One ‘expert’ said that ‘both sides had escalated the conflict’. Although most people who know what they are talking about know very well that the aggression comes only from one side -just as the aggression in Ukraine comes from only one side, and not from the Ukrainians- there is still a perception that the SDF (Syrian Democratic Forces) and YPG and YPJ are military forces that Turkey has ‘legitimate security concerns’ about. These concerns are not legitimate: these groups are not involved in attacks against Turkey and no cross-border operations are carried out from North and East Syria into Turkey. The YPG/J and SDF really have other things on their minds, and it’s not in their ‘kar’- not their job.
Their task is to protect the Autonomous Administration. It would be great if an international outlet pointed that out. They are not about grabbing territory, they are not about attacking, they are about defence. What they protect and defend is an experiment with grassroots democracy, a form of self-governance that evolves around respect for the diversity that defines the whole Middle East when it comes to ethnicities, religions, and languages. It is called democratic confederalism and it is a model that is not only aimed at giving freedom to Kurds, but freedom to all. When they implement that model in Arab-majority areas, like Raqqa or Minbij, the aim is not to impose Kurdish rule, but to set up self-rule for and by the locals.
An ideological father
A persistent misconception is also that the PKK and the YPG are the same, and the SDF along with it. But it’s not complicated: The PKK is at war with the Turkish state, is based in the mountains in the north of Iraq alongside the Turkish and Iranian border.

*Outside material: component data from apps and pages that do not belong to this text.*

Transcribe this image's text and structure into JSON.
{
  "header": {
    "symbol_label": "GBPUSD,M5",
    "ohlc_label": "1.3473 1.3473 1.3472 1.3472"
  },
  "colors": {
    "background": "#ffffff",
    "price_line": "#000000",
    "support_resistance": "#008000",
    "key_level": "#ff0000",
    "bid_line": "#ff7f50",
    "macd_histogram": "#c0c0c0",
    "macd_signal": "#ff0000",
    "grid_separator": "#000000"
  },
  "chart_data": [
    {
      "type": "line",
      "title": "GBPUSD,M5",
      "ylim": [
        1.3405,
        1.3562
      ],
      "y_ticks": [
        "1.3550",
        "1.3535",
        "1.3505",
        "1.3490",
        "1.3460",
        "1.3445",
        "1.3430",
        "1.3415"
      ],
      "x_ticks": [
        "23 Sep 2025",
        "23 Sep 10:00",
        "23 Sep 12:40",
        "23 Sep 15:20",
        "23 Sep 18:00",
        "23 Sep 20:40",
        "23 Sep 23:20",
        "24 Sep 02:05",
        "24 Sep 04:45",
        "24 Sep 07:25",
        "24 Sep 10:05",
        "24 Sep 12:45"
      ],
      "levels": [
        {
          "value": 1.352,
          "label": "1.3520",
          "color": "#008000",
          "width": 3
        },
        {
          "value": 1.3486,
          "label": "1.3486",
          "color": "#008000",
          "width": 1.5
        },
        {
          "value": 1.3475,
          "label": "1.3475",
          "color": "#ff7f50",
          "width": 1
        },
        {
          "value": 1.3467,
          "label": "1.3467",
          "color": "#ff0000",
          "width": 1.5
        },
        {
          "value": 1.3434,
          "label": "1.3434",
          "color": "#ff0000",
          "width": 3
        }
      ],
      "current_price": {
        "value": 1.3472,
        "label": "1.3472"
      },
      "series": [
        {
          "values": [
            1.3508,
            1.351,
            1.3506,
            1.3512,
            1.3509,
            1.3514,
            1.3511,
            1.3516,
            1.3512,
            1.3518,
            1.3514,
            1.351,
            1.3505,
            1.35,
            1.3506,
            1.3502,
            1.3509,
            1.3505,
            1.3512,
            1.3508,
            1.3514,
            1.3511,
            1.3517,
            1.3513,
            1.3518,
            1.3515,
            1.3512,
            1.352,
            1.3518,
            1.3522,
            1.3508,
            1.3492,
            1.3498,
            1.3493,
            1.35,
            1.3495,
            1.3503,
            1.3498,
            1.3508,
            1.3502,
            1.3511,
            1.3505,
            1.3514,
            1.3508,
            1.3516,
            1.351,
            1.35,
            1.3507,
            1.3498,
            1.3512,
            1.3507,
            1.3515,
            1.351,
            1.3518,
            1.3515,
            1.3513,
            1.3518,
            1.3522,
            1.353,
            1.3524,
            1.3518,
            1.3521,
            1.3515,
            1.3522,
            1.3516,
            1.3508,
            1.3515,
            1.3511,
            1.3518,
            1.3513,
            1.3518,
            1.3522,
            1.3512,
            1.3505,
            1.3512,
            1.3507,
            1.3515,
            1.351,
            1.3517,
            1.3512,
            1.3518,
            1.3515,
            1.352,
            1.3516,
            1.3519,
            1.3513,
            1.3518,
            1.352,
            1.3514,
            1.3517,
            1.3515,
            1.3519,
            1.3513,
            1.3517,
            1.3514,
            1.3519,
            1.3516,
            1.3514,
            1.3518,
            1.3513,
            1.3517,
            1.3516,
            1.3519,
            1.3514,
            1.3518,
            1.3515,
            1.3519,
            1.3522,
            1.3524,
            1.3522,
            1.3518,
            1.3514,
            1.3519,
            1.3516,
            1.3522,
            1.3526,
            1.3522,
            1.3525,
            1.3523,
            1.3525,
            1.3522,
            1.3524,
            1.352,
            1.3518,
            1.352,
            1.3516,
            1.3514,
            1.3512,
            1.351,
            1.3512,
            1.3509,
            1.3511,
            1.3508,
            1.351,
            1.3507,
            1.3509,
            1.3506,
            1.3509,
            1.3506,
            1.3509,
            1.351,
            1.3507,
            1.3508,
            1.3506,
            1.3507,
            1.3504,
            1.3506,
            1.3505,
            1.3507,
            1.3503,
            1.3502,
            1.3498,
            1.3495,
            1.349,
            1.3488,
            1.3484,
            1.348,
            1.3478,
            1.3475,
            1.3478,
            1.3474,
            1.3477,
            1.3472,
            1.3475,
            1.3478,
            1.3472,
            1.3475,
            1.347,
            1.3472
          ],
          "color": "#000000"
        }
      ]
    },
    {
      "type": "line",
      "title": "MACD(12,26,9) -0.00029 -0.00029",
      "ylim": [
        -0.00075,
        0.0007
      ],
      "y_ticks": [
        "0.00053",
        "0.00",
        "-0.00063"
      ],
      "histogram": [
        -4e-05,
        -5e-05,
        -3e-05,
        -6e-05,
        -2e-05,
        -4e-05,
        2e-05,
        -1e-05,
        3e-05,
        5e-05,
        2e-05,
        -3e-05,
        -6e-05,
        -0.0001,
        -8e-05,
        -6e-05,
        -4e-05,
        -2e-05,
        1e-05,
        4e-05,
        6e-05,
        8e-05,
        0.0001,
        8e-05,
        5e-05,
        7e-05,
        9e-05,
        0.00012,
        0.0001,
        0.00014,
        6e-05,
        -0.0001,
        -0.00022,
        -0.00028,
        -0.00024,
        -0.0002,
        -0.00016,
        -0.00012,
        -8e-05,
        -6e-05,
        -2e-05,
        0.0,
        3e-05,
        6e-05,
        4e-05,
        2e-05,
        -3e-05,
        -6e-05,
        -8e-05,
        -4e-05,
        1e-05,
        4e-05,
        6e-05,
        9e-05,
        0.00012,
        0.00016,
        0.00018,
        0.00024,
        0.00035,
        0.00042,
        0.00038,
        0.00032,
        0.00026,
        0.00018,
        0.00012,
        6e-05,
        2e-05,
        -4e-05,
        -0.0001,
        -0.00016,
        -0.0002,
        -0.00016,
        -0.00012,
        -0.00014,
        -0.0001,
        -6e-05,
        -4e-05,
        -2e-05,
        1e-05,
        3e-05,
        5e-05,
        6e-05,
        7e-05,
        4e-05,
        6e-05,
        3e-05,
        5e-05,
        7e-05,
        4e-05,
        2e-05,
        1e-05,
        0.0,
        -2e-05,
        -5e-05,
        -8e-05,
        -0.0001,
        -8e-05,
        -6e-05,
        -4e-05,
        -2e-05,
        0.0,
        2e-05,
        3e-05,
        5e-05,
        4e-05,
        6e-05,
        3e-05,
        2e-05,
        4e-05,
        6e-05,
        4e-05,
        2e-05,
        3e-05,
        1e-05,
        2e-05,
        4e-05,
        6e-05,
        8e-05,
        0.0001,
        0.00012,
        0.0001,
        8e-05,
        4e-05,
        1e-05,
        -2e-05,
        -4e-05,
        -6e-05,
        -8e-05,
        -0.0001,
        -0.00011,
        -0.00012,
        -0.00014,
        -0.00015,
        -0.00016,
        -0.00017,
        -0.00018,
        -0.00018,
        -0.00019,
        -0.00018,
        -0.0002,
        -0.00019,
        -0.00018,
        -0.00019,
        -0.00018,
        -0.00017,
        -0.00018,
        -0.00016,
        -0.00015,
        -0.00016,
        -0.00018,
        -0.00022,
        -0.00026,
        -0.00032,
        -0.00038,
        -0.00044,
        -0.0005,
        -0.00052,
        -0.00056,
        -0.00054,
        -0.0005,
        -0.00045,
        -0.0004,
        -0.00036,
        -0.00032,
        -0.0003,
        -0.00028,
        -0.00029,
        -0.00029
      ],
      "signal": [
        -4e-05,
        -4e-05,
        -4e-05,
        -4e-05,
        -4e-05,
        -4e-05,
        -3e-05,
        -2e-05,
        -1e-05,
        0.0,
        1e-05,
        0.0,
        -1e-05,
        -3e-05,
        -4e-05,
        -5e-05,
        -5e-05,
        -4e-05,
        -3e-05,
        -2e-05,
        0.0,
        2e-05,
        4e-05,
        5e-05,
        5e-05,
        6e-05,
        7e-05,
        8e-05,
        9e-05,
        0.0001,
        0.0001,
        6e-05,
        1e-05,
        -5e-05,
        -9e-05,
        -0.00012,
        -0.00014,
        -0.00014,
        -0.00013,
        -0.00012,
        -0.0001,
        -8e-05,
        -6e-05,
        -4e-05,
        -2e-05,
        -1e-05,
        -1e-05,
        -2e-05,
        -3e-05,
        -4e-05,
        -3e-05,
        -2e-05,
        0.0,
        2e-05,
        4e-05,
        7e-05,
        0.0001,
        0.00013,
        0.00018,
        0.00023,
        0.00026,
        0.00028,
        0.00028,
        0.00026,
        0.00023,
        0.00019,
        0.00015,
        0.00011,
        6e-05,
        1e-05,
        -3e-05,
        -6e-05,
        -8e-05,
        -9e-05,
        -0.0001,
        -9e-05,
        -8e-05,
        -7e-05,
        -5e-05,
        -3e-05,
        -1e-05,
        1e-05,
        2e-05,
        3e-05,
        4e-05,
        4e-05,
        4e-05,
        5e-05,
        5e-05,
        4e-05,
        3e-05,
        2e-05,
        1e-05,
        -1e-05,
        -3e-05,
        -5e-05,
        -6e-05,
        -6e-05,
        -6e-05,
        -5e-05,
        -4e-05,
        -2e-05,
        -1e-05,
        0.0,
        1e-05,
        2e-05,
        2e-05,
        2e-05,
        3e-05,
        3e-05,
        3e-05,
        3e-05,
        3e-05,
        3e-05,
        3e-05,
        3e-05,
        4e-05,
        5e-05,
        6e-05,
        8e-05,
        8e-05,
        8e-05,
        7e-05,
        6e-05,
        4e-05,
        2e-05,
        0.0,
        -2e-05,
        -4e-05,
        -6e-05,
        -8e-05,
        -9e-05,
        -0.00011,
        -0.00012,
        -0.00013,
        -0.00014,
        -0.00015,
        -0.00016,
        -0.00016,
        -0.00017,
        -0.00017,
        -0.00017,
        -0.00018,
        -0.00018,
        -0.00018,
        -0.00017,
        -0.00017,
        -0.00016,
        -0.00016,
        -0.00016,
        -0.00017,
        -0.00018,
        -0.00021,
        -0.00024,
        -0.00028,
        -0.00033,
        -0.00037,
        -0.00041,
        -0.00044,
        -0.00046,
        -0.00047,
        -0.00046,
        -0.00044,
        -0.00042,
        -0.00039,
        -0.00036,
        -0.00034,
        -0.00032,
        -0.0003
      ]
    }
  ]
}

The YPG and SDF are based in Syria and are defending the lands as mentioned above.
That they exchange fighters, doesn’t mean they are the same. When you are a fighter dedicated to the ideology of Abdullah Öcalan (who is the ideological father of democratic confederalism), you can have ‘kar’, a task, anywhere that those forces are active. When you are in Qandil along the Iranian border and are transferred to, say, Qamislo in Syria, your task changes with your relocation. You are no longer fighting Turkey, but defending the autonomous region, fighting ISIS, and helping defend the lands against the Turkish army when it invades.
Knowing all this helps you understand better what is going on, and what Erdoğan is planning. Erdoğan hates self-governance, Erdoğan hates democracy, Erdoğan is scared of forces that are deconstructing power. That he wants to implement a ‘safe zone’ is rhetoric that many international analysts repeat, but please, let’s not use that expression. Any land where the Turkish state appears, cannot be a ‘safe zone’, but only becomes a danger zone. Turkey (and not just Erdoğan; all parties except HDP support these policies) wants to relocate millions of Syrian refugees there.
‘Voluntarily’, he keeps repeating, but there is no such thing. Only a few days ago in The Hague I talked to some Syrians who had just arrived in Europe from Istanbul and let me tell you: Syrians in Turkey are scared to go out on the street, not just because of increasing violence against them, but also because it’s very hard for them to get residency papers and they could be transported back to their homeland if they are caught without the right documents. They are scared of returning to the land where dictator Assad reigns, and rightly so.
Turkish occupation is bad for Syrians in Syria, and for Syrians in Turkey. And for the multi-ethnic, multi-lingual, and multi-religious fabric of societies living in the autonomous regions now. The Syrians in Turkey will be used to change the demography of the region, undermining the safety not just of Kurds, but of Armenians, Syriacs, Yezidis and Turkmen as well.
This is what’s at stake. NATO may want to appease Turkey to keep it on board in the war against Putin, but it forgets it has a Putin in its midst, a fascist, irredentist, militarist, blood thirsty dictator. And NATO is complicit. Those are the facts analysis need to be built on.